If the anti-booze brigade on the NCCC does reimpose prohibition, it will be transparent because of an agenda rooted in social conservatism. It will have nothing to do with science or common sense, which is what one has come to expect from social conservatives around the world.
One would also expect the Department of Health to have been making plans for more hospital beds any way, but queries about this remained unanswered.
The private sector is stepping into the breach regardless. According to the Minerals Council South Africa, more than two thirds of the industry’s 450,000 employees and contractors are fully and partially vaccinated, and its member companies have made hospital beds available to its host communities and the wider public.
Prohibition will hammer vulnerable sectors of the economy, sectors that have been battered by the previous booze bans. There is no vaccine to prevent many small businesses from going belly-up in the event of a new ban.

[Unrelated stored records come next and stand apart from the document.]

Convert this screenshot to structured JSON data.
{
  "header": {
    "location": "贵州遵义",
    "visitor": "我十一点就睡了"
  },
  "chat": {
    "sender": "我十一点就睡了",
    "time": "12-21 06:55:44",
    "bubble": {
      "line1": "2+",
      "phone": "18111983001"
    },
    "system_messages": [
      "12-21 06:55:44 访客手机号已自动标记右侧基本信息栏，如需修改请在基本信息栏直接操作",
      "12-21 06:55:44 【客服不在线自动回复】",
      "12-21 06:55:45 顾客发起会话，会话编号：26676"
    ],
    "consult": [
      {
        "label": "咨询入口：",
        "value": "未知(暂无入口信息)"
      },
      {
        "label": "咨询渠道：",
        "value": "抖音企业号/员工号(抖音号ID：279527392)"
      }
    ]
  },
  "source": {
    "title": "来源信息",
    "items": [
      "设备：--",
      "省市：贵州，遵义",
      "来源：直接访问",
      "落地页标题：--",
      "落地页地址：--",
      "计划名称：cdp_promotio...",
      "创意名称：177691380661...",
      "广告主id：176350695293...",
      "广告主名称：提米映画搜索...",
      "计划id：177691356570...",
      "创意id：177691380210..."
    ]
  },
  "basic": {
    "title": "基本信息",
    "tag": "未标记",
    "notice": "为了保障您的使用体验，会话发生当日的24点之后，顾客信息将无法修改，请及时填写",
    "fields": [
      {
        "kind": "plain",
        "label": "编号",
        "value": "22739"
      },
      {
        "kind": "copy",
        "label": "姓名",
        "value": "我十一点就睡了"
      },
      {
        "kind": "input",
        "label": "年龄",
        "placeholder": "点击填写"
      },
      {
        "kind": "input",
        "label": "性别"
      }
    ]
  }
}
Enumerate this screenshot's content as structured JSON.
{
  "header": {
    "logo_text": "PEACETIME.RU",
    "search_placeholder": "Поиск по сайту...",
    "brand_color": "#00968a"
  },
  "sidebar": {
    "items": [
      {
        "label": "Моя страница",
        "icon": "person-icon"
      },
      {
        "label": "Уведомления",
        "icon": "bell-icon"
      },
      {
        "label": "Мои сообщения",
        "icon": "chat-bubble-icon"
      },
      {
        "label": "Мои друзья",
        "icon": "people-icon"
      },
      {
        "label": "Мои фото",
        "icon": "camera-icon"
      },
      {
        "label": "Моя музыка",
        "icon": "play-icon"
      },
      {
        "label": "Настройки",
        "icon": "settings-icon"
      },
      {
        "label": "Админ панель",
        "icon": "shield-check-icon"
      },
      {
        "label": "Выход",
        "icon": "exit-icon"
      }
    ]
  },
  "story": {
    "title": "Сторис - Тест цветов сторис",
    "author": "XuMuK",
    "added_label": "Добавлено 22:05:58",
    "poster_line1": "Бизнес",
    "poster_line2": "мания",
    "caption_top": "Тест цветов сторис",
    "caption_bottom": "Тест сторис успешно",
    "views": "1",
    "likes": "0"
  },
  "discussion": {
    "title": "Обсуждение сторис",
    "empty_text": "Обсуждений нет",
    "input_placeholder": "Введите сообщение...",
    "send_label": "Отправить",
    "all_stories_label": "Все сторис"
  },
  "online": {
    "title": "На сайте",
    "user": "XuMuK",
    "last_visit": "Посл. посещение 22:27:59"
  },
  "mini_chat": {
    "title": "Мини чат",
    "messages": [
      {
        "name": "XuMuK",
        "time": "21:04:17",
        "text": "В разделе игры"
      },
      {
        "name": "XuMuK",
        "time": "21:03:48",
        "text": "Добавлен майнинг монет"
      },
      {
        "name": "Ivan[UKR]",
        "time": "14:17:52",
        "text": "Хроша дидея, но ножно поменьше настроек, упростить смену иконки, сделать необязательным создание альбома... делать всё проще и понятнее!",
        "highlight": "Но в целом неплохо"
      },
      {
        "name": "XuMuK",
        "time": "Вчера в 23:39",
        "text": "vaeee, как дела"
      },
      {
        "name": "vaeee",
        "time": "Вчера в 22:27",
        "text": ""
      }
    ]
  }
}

According to estimates in February by the South African Liquor Brand Owners Association (Salba), the cumulative impact of the first three bans included 200,000 jobs at risk, lost sales revenue of R36.3-billion, and tax revenue loss from the value chain and excise tax of R36-billion. There have also been small business closures and cancelled investment projects worth billions of rands.
“The alcohol bans have caused extensive job losses and income cuts within the alcohol value chain. Moreover, existing evidence indicated that the poor and those at the lower end of the earnings distribution had been disproportionately affected by the economic backlash of the pandemic, mainly among labourers, warehouse and retail staff,” Salba’s chairperson, Sibani Mngadi, said at the start of October after the lifting of the most recent restrictions.
The booze sector and its wider value chain — such as restaurants, bars and bottle stores — are labour intensive, and the impact of the bans and restrictions take their biggest toll on the working class and lower-income households. South Africa’s unemployment rate is 34.9% and poverty and inequality have been on the rise.
Another extensive round of prohibition will accelerate those trends at a time when the vaccination roll-out has clearly jabbed a needle into the main reason given for the policy. These are simply the facts of the matter.
Retailer Pick n Pay said in October that its recovery from the repeated alcohol sales bans since 2020 would be undermined further by another ban.
Prohibition also provides opportunities galore for the illegal trade to gain a foothold and flourish. What has decades of cannabis prohibition achieved? And adults like to be treated as adults. Such a notion is at odds with social conservatism, but its advocates need to grow up.
This is not to deny the scale of South Africa’s alcohol problem. But there are sensible measures that can help to address this without the smothering instrument of prohibition.
Hiking excise or “sin” taxes is one. The National Treasury needs all the help it can get right now and an increase could curb consumption while still delivering revenue to state coffers.
Public education campaigns are another route. Their effectiveness may be questionable, but politically it would probably be a hit with the nanny-staters in Cabinet.
More effective policing would also help, but South Africa’s Keystone Cop force has proven itself again and again to be incapable of delivering on its core mandate of protecting the public. Remember the July riots? (Bottle stores, revealingly, were also a prime target then).
Yet, on a range of fronts, notably domestic violence, proper policing would surely remove some of the sting that alcohol inflicts on South African society.
So when the fourth wave does become apparent — and it does seem to be emerging — expect there to be a push from some at the top to reimpose prohibition. But their case, which was never airtight to begin with, has been undermined by the vaccination roll-out. DM168
(This is an edited version of a column that first appeared in DM168).